Dad! It’s more than just that! I had to decipher what they meant when they listed “spices” on the ingredients list! Which, by the way, I don’t think I got quite right. But, to state the obvious again, nobody ever gets it exactly right. We’re all just trying our best out here, in lands far away from our homes and our favorite specialty markets. What I made is a very close cousin of Market Basket’s soup, and I’m completely pleased with myself. The good news for you is that when you make this, you’ll likely never have had the Market Basket creamy tomato soup with ravioli and my soup will become that soup to you and you’ll love it and crave and each and every time you make it, which will be often because it’s so very easy, you’ll think of me and you’ll thank me. And guys? You’re welcome.
Creamy Tomato Soup with Ravioli
Yields: 2 quarts
1 large yellow onion, or 2 smaller onions, chopped
3-4 garlic cloves, minced
3 tablespoons butter
3 tablespoons flour
Pinch of nutmeg
3 cups chicken stock
30 ounces tomato sauce (2 15-oz cans)
1-2 sprigs fresh thyme, a pinch or two of leaves reserved
1-2 sprigs fresh oregano
1 bay leaf
¼ teaspoon fennel seeds, crushed if possible
½ teaspoon dried oregano
1 teaspoon kosher salt, plus more to season
A few grinds of fresh pepper
Pinch of red pepper flakes
¾ cup half + half
1 10-oz package of cheese ravioli*
Little bit of olive oil
*I used tortellini this time because I couldn’t find cheese ravioli. Either works well!
- In a large pot of salted water, boil water and cook the ravioli 2-3 minutes less than the package’s instructions. Drain the pasta quickly to retain a little of the pasta water if possible and put in a medium bowl. Toss lightly with olive oil to keep the pasta from sticking.
- Tie the fresh thyme, fresh oregano, and bay leaf together with kitchen twine, with one side of the twine long enough to hang over the pot. This is your bouquet garni.
- In a large, heavy bottomed pot (like a Dutch oven), melt the butter over medium heat and add the onion. Cook, stirring occasionally, until the onions are just about translucent.
- Add the garlic and stir on and off for a minute or two.
- Switch to a whisk, and add the flour, whisking constantly for 2-3 minutes, or until all of the flour looks cooked through. Add nutmeg, ½ teaspoon of salt, and a few grinds of pepper.
- Whisk in the chicken broth and keep whisking until it thickens slightly. Add the tomato sauce, the bouquet garni (with the long side of the twine hanging out over the pot for easy retrieval), the fennels seeds, the dried oregano, the loose fresh thyme leaves, the red pepper flakes, another ½ teaspoon of salt, and a few more grinds of pepper to the pot.
- Cook the soup over medium-low for 10-15 minutes, stirring occasionally. I keep my lid on, slightly ajar.
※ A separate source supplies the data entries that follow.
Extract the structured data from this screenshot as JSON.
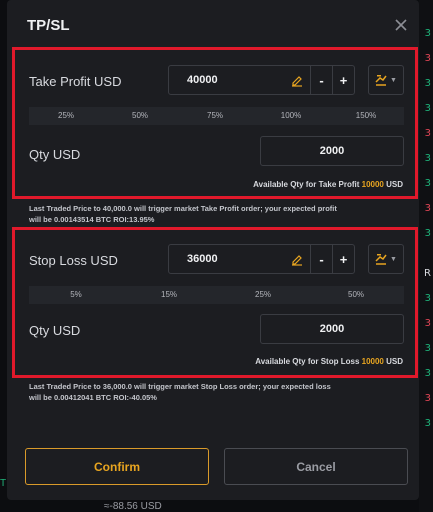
{
  "dialog": {
    "title": "TP/SL"
  },
  "take_profit": {
    "label": "Take Profit USD",
    "value": "40000",
    "minus": "-",
    "plus": "+",
    "percentages": [
      "25%",
      "50%",
      "75%",
      "100%",
      "150%"
    ],
    "qty_label": "Qty USD",
    "qty_value": "2000",
    "avail_prefix": "Available Qty for Take Profit",
    "avail_amount": "10000",
    "avail_suffix": "USD",
    "note_line1": "Last Traded Price to 40,000.0 will trigger market Take Profit order; your expected profit",
    "note_line2": "will be 0.00143514 BTC  ROI:13.95%"
  },
  "stop_loss": {
    "label": "Stop Loss  USD",
    "value": "36000",
    "minus": "-",
    "plus": "+",
    "percentages": [
      "5%",
      "15%",
      "25%",
      "50%"
    ],
    "qty_label": "Qty USD",
    "qty_value": "2000",
    "avail_prefix": "Available Qty for Stop Loss",
    "avail_amount": "10000",
    "avail_suffix": "USD",
    "note_line1": "Last Traded Price to 36,000.0 will trigger market Stop Loss order; your expected loss",
    "note_line2": "will be 0.00412041 BTC  ROI:-40.05%"
  },
  "buttons": {
    "confirm": "Confirm",
    "cancel": "Cancel"
  },
  "background": {
    "footer_text": "≈-88.56 USD",
    "right_digits": [
      "3",
      "3",
      "3",
      "3",
      "3",
      "3",
      "3",
      "3",
      "3",
      "3",
      "3",
      "3",
      "3",
      "3",
      "3"
    ],
    "right_letter": "R",
    "left_letter": "T"
  },
  "colors": {
    "accent": "#e8a520",
    "highlight_border": "#e0192b",
    "green": "#1fb37a",
    "red": "#e04656"
  },
  "icons": {
    "close": "close-icon",
    "pencil": "pencil-icon",
    "order_mode": "order-mode-icon",
    "dropdown": "chevron-down-icon"
  }
}
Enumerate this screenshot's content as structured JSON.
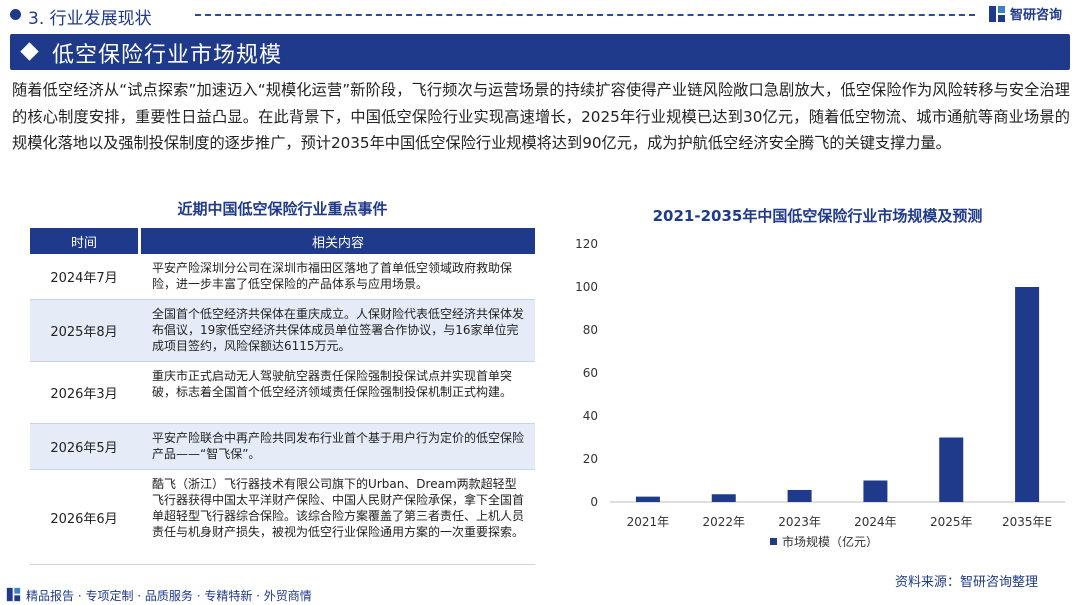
{
  "header": {
    "section": "3. 行业发展现状",
    "brand": "智研咨询"
  },
  "banner": {
    "title": "低空保险行业市场规模"
  },
  "intro": "随着低空经济从“试点探索”加速迈入“规模化运营”新阶段，飞行频次与运营场景的持续扩容使得产业链风险敞口急剧放大，低空保险作为风险转移与安全治理的核心制度安排，重要性日益凸显。在此背景下，中国低空保险行业实现高速增长，2025年行业规模已达到30亿元，随着低空物流、城市通航等商业场景的规模化落地以及强制投保制度的逐步推广，预计2035年中国低空保险行业规模将达到90亿元，成为护航低空经济安全腾飞的关键支撑力量。",
  "table": {
    "title": "近期中国低空保险行业重点事件",
    "col_time": "时间",
    "col_content": "相关内容",
    "rows": [
      {
        "time": "2024年7月",
        "content": "平安产险深圳分公司在深圳市福田区落地了首单低空领域政府救助保险，进一步丰富了低空保险的产品体系与应用场景。"
      },
      {
        "time": "2025年8月",
        "content": "全国首个低空经济共保体在重庆成立。人保财险代表低空经济共保体发布倡议，19家低空经济共保体成员单位签署合作协议，与16家单位完成项目签约，风险保额达6115万元。"
      },
      {
        "time": "2026年3月",
        "content": "重庆市正式启动无人驾驶航空器责任保险强制投保试点并实现首单突破，标志着全国首个低空经济领域责任保险强制投保机制正式构建。"
      },
      {
        "time": "2026年5月",
        "content": "平安产险联合中再产险共同发布行业首个基于用户行为定价的低空保险产品——“智飞保”。"
      },
      {
        "time": "2026年6月",
        "content": "酷飞（浙江）飞行器技术有限公司旗下的Urban、Dream两款超轻型飞行器获得中国太平洋财产保险、中国人民财产保险承保，拿下全国首单超轻型飞行器综合保险。该综合险方案覆盖了第三者责任、上机人员责任与机身财产损失，被视为低空行业保险通用方案的一次重要探索。"
      }
    ]
  },
  "chart_data": {
    "type": "bar",
    "title": "2021-2035年中国低空保险行业市场规模及预测",
    "categories": [
      "2021年",
      "2022年",
      "2023年",
      "2024年",
      "2025年",
      "2035年E"
    ],
    "series": [
      {
        "name": "市场规模（亿元）",
        "values": [
          2.5,
          3.6,
          5.6,
          10,
          30,
          100
        ],
        "color": "#1f3a8a"
      }
    ],
    "ylim": [
      0,
      120
    ],
    "yticks": [
      0,
      20,
      40,
      60,
      80,
      100,
      120
    ],
    "grid": false,
    "legend": "bottom"
  },
  "source": "资料来源：智研咨询整理",
  "footer": "精品报告 · 专项定制 · 品质服务 · 专精特新 · 外贸商情"
}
- Remove the bouquet garni. If you have a stick blender, you can use it here to blitz your soup to make it smooth. You can also use a regular blender, working in batches with the blender lid ajar for escaping steam. You can also skip this step and leave your creamy soup with a little texture of the onions, garlic, and spices. To make it extra smooth, pass the soup through a fine mesh sieve after blending. I find this unnecessary considering we’re using tomato sauce.
- Next, add the half + half and the ravioli. Stir it all together, check for seasonings, and allow it to sit for another 5 minutes to heat through.
- Serve with warm, crusty bread (maybe this one?), and maybe a nice simple salad, and tuck in, friends.